Fifty years ago today, Apollo 11 made its historic landing on the moon and astronaut Neil Armstrong famously declared “one small step for man, one giant leap for mankind.”
It was something 23-year-old Diana Ortiz had only read about in textbooks from the time she was in elementary school to a Lake Wales High School’s International Baccalaureate student dual enrolled at Polk State College, where she ultimately achieved her Associate in Arts degree in August 2018.
Her IB exit essay focused on the 20th-century space race and, now a University of Central Florida political science major, Ortiz’s fascination with space travel hasn’t fizzled. In fact, she’s currently enrolled in a military space policy course, which caught the attention of her colleague at the Polk State JD Alexander Center’s Teaching Learning Computing Center (TLCC).
“Not a lot of people are geeked about the militarization of space,” Teaching Lab Assistant John Gilboe said. “It’s important for folks like me to pass on history, and that’s why I felt compelled to share some artifacts with Diana from the days following the moon landing.”
They gathered at the Polk State JD Alexander Center TLCC 50 years to the day Apollo 11 blasted off on its mission to the moon.
Despite 40 years between them, Gilboe and Ortiz reveled over issues of his hometown paper The Detroit News from July 21, 1969, with the big, bold headline “Footprints on the moon!”
“I’m almost afraid to touch it,” Ortiz said.
Gilboe was a 13-year-old paperboy when the moon landing took place.
“I realized that I was witnessing a truly historic event and decided that I needed to keep a copy of the newspaper I delivered that day,” he recalled.
He gifted Ortiz with the souvenir edition of The Detroit News published August 5, 1969, donning the first colored photos of the moon, and Man on the Moon: A Flight Guide to the Fantastic Voyage of Apollo II also published by The Detroit News that year.
Gilboe worked as a paperboy until he was 17 to finance college. He achieved a degree from Michigan State University in education and enjoyed a career teaching English and social studies before retiring to Lakeland and joining the Polk State JD Alexander’s TLCC team.
“I’ve come to know some extraordinary people,” Gilboe said of his first few months with the College. “One of them is Diana. She is the face of America – of the ‘new generation’ our country relies upon to move America forward.”
She is on a prelaw track and aspires to work in immigration law.
Gilboe added that her combined interests in math, science, history, and geopolitics reflect many of the academic areas in which Polk State students find exceptional learning opportunities and support.
“I’m glad there is such a strong support system in place for students here at Polk State,” Ortiz said. “I was able to receive a more personalized education and was given the foundation I needed to help me academically as well as financially.”
Now Ortiz is dedicated to assisting students like her as a mathematics and Spanish tutor, with Gilboe by her side.

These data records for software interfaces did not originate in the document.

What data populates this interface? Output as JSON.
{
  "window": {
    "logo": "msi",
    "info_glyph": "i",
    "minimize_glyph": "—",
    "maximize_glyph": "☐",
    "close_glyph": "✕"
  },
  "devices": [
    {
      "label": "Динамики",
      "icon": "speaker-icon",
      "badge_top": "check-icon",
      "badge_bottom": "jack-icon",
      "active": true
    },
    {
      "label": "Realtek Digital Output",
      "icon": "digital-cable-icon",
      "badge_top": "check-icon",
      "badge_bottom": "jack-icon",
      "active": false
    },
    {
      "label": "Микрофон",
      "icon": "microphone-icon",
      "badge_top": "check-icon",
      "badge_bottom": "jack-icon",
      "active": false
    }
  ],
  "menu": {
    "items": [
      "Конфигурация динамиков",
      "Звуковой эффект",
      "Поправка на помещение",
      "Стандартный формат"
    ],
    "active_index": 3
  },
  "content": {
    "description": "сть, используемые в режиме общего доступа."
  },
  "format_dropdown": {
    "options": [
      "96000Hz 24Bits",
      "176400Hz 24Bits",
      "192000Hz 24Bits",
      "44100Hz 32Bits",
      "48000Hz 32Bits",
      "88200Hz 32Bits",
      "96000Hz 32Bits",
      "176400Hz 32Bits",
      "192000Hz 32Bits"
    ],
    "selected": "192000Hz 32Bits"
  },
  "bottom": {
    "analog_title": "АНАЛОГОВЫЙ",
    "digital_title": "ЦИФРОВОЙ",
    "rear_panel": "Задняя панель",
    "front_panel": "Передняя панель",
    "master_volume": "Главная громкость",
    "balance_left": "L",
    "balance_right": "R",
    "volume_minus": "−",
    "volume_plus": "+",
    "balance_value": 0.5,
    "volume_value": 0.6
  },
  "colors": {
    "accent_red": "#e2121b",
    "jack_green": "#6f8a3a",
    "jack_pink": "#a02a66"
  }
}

“We’re here to share our knowledge, skills, and abilities with the students,” Gilboe said. “It’s special when we are able to also share what we are passionate about with one another, and I am glad to pass this little piece of history on to someone who appreciates it.”